so your x corresponds to $x^{2k-1}$

28. Outkast3r09

would you agree?

29. Outkast3r09

the negatives are constant with each n so you can write that as $(-1)^k$

30. MathSofiya

I would agree, but how do we put the denominator in terms of k's? (2k+1)!

31. Outkast3r09

$\sum_{n=0} ^\infty \frac{(-1)^kx^{2k-1}}{1*3*5*7*.....(2k+1)}$

32. Outkast3r09

i believe this is your series =]

33. Outkast3r09

This is right lol i overlookd my own self haha

34. Outkast3r09

however i'm thinking that your zero term is outside not sure =/

35. MathSofiya

so when we say (2k+1)! Let's try it for k=3 $\sum_{n=0} ^\infty \frac{(-1)^3x^{2\cdot3-1}}{1*3*5*7*.....(2\cdot3+1)}$

36. MathSofiya

$\frac{-x^5}{7!}$

37. Outkast3r09

what 1*3*5*7*.....(2k+1) means is that you continuously keep the one before it so for n=0 you get 2(0)+1 = 1, next do n=1 1*(2*1+1)=3 so now you have for n=1 , 1*3 I wouldn't write it as 7! because that is 7*6*5*4*3*2*1

38. Outkast3r09

write it as 1*3*5*7

39. MathSofiya

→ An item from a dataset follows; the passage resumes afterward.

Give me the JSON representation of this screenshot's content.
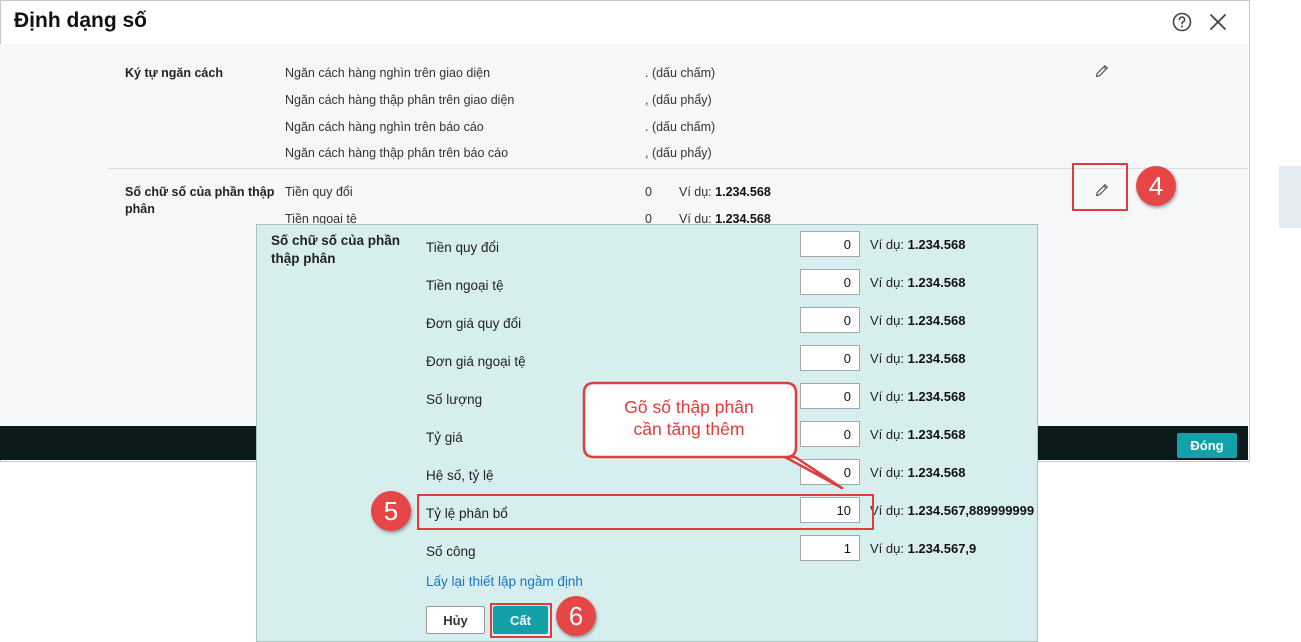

oh ok, so I'm allowed to write it as $1*3*5*....(2k+1)$ I thought I had to write the whole denominator in terms of k, but that makes sense now